To really get away from it, you have to flash LineageOS or some other 3rd party ROM. And that still lets one login and use google services though a browser or the gapps thing, which is much less intrusive.
TheinsanegamerN - Thursday, October 22, 2020 - linkNot having an account is a completely different beast to disabling the service via the settings menu.
EthiaW - Thursday, October 22, 2020 - linkSadly so many users are entrusting Google to install the "Google framework" which is a spyware in fact in exchange for a little peice of convenience. Is synchronization that important?
TheinsanegamerN - Thursday, October 22, 2020 - linkYou act like consumers have a choice in the matter. Want to use email on your phone? Want to sync your contacts, text messages, back up your photos, and the like?
Well you need google framework for that, and it is usually pre installed.
brucethemoose - Friday, October 23, 2020 - linkAnd not uninstallable without hacking the phobe.
s.yu - Friday, October 23, 2020 - linkI just read a really good article about this, the alternative to big tech is not small tech, it's Chinese big tech, so obsessing over competition within the US in the big picture of competition with China is actually self-sabotage. If you don't support Google, Baidu will come along with even more privacy infringement and a magnitude more scams.
The link may expire(as Edge homepage links do) so if it can't load you could look up the article name on The Hill.

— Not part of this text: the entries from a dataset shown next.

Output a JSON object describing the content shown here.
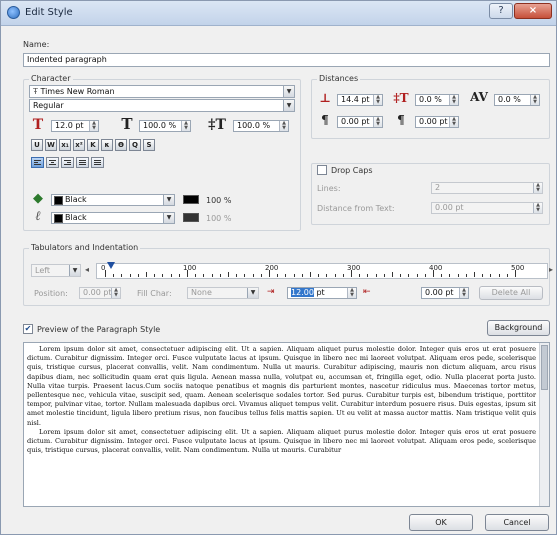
{
  "window": {
    "title": "Edit Style",
    "help_label": "?",
    "close_label": "×"
  },
  "name": {
    "label": "Name:",
    "value": "Indented paragraph"
  },
  "character": {
    "title": "Character",
    "font_family": "Times New Roman",
    "font_style": "Regular",
    "font_size": "12.0 pt",
    "scale_width": "100.0 %",
    "scale_height": "100.0 %",
    "format_buttons": [
      "U",
      "W",
      "x₁",
      "x²",
      "K",
      "κ",
      "Ө",
      "Q",
      "S"
    ],
    "fill_color": "Black",
    "fill_shade": "100 %",
    "stroke_color": "Black",
    "stroke_shade": "100 %",
    "accent_color": "#b02020"
  },
  "distances": {
    "title": "Distances",
    "line_spacing": "14.4 pt",
    "baseline_offset": "0.0 %",
    "tracking": "0.0 %",
    "space_before": "0.00 pt",
    "space_after": "0.00 pt"
  },
  "drop_caps": {
    "label": "Drop Caps",
    "checked": false,
    "lines_label": "Lines:",
    "lines_value": "2",
    "distance_label": "Distance from Text:",
    "distance_value": "0.00 pt"
  },
  "tabulators": {
    "title": "Tabulators and Indentation",
    "alignment": "Left",
    "ruler_labels": [
      "0",
      "100",
      "200",
      "300",
      "400",
      "500"
    ],
    "position_label": "Position:",
    "position_value": "0.00 pt",
    "fill_char_label": "Fill Char:",
    "fill_char_value": "None",
    "left_indent_value": "12.00",
    "left_indent_unit": "pt",
    "right_indent_value": "0.00 pt",
    "delete_all_label": "Delete All"
  },
  "preview": {
    "checkbox_label": "Preview of the Paragraph Style",
    "checked": true,
    "background_label": "Background",
    "text": "Lorem ipsum dolor sit amet, consectetuer adipiscing elit. Ut a sapien. Aliquam aliquet purus molestie dolor. Integer quis eros ut erat posuere dictum. Curabitur dignissim. Integer orci. Fusce vulputate lacus at ipsum. Quisque in libero nec mi laoreet volutpat. Aliquam eros pede, scelerisque quis, tristique cursus, placerat convallis, velit. Nam condimentum. Nulla ut mauris. Curabitur adipiscing, mauris non dictum aliquam, arcu risus dapibus diam, nec sollicitudin quam erat quis ligula. Aenean massa nulla, volutpat eu, accumsan et, fringilla eget, odio. Nulla placerat porta justo. Nulla vitae turpis. Praesent lacus.Cum sociis natoque penatibus et magnis dis parturient montes, nascetur ridiculus mus. Maecenas tortor metus, pellentesque nec, vehicula vitae, suscipit sed, quam. Aenean scelerisque sodales tortor. Sed purus. Curabitur turpis est, bibendum tristique, porttitor tempor, pulvinar vitae, tortor. Nullam malesuada dapibus orci. Vivamus aliquet tempus velit. Curabitur interdum posuere risus. Duis egestas, ipsum sit amet molestie tincidunt, ligula libero pretium risus, non faucibus tellus felis mattis sapien. Ut eu velit at massa auctor mattis. Nam tristique velit quis nisl.",
    "text2": "Lorem ipsum dolor sit amet, consectetuer adipiscing elit. Ut a sapien. Aliquam aliquet purus molestie dolor. Integer quis eros ut erat posuere dictum. Curabitur dignissim. Integer orci. Fusce vulputate lacus at ipsum. Quisque in libero nec mi laoreet volutpat. Aliquam eros pede, scelerisque quis, tristique cursus, placerat convallis, velit. Nam condimentum. Nulla ut mauris. Curabitur"
  },
  "footer": {
    "ok_label": "OK",
    "cancel_label": "Cancel"
  }
}
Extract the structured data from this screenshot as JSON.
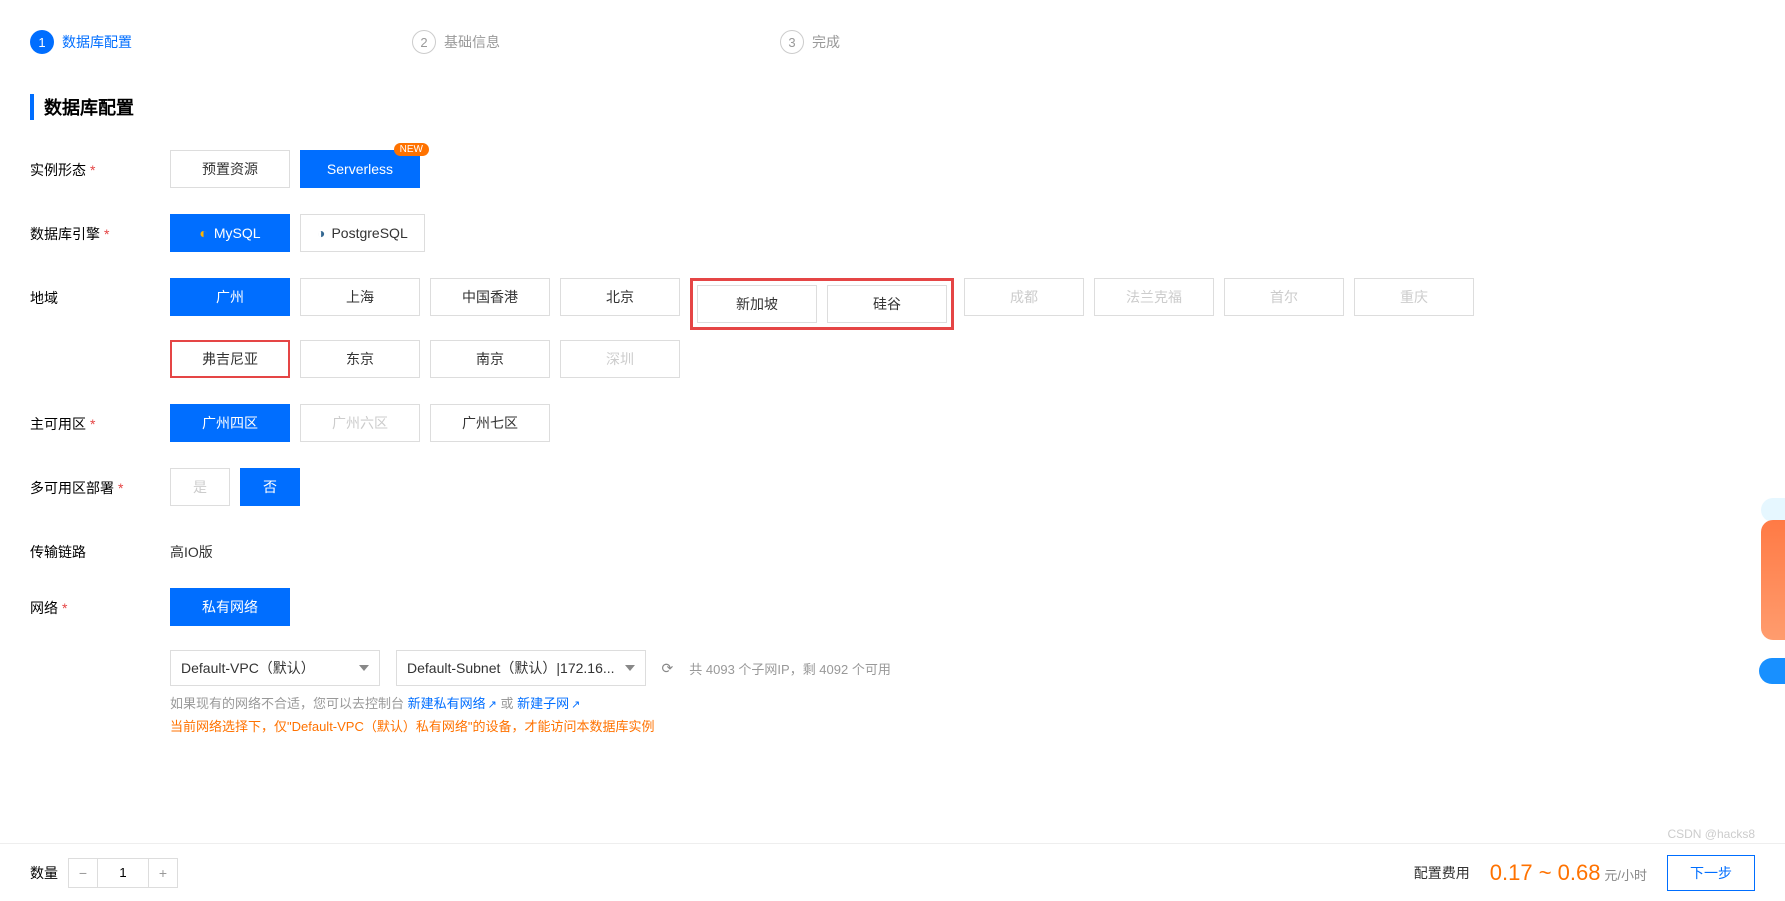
{
  "steps": [
    {
      "num": "1",
      "label": "数据库配置",
      "active": true
    },
    {
      "num": "2",
      "label": "基础信息",
      "active": false
    },
    {
      "num": "3",
      "label": "完成",
      "active": false
    }
  ],
  "section_title": "数据库配置",
  "labels": {
    "instance_type": "实例形态",
    "db_engine": "数据库引擎",
    "region": "地域",
    "main_az": "主可用区",
    "multi_az": "多可用区部署",
    "transport": "传输链路",
    "network": "网络"
  },
  "instance_type": {
    "preset": "预置资源",
    "serverless": "Serverless",
    "new_badge": "NEW"
  },
  "engine": {
    "mysql": "MySQL",
    "postgres": "PostgreSQL"
  },
  "region": {
    "r0": "广州",
    "r1": "上海",
    "r2": "中国香港",
    "r3": "北京",
    "r4": "新加坡",
    "r5": "硅谷",
    "r6": "成都",
    "r7": "法兰克福",
    "r8": "首尔",
    "r9": "重庆",
    "r10": "弗吉尼亚",
    "r11": "东京",
    "r12": "南京",
    "r13": "深圳"
  },
  "main_az": {
    "z0": "广州四区",
    "z1": "广州六区",
    "z2": "广州七区"
  },
  "multi_az": {
    "yes": "是",
    "no": "否"
  },
  "transport_value": "高IO版",
  "network": {
    "private": "私有网络"
  },
  "selects": {
    "vpc": "Default-VPC（默认）",
    "subnet": "Default-Subnet（默认）|172.16...",
    "subnet_note": "共 4093 个子网IP，剩 4092 个可用"
  },
  "help": {
    "line1a": "如果现有的网络不合适，您可以去控制台 ",
    "link1": "新建私有网络",
    "sep": " 或 ",
    "link2": "新建子网",
    "line2": "当前网络选择下，仅\"Default-VPC（默认）私有网络\"的设备，才能访问本数据库实例"
  },
  "footer": {
    "qty_label": "数量",
    "qty_value": "1",
    "price_label": "配置费用",
    "price_value": "0.17 ~ 0.68",
    "price_unit": "元/小时",
    "next": "下一步"
  },
  "watermark": "CSDN @hacks8"
}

brucethemoose - Friday, October 23, 2020 - linkLesser evil huh?
I think thats just more evidence that the western countries need more privacy and targeted advertising legislation. It would put competitors (including Chinese competitors) on the same playing field.
s.yu - Saturday, October 24, 2020 - linkHmmm, how would that put competitors on the same playing field? Remember that it's impossible to have the Chinese market operate under the same rules. First of all western big tech is largely banned from China anyway, and other rules regarded as widely accepted like net neutrality don't apply in China either, so even if you have Chinese tech grown wild in a blue ocean market with lax anti-trust regulation compete against local tech grown shackled in the US under the same rules, their money comes easier and faster from their home market and that's an unfair advantage.
brucethemoose - Monday, October 26, 2020 - linkThey still have to comply with local laws, otherwise they can't operate.
Google is on the reverse end of that deal, in fact. They're getting blasted for complying with local Chinese law, when the alternative is just exiting that market entirely.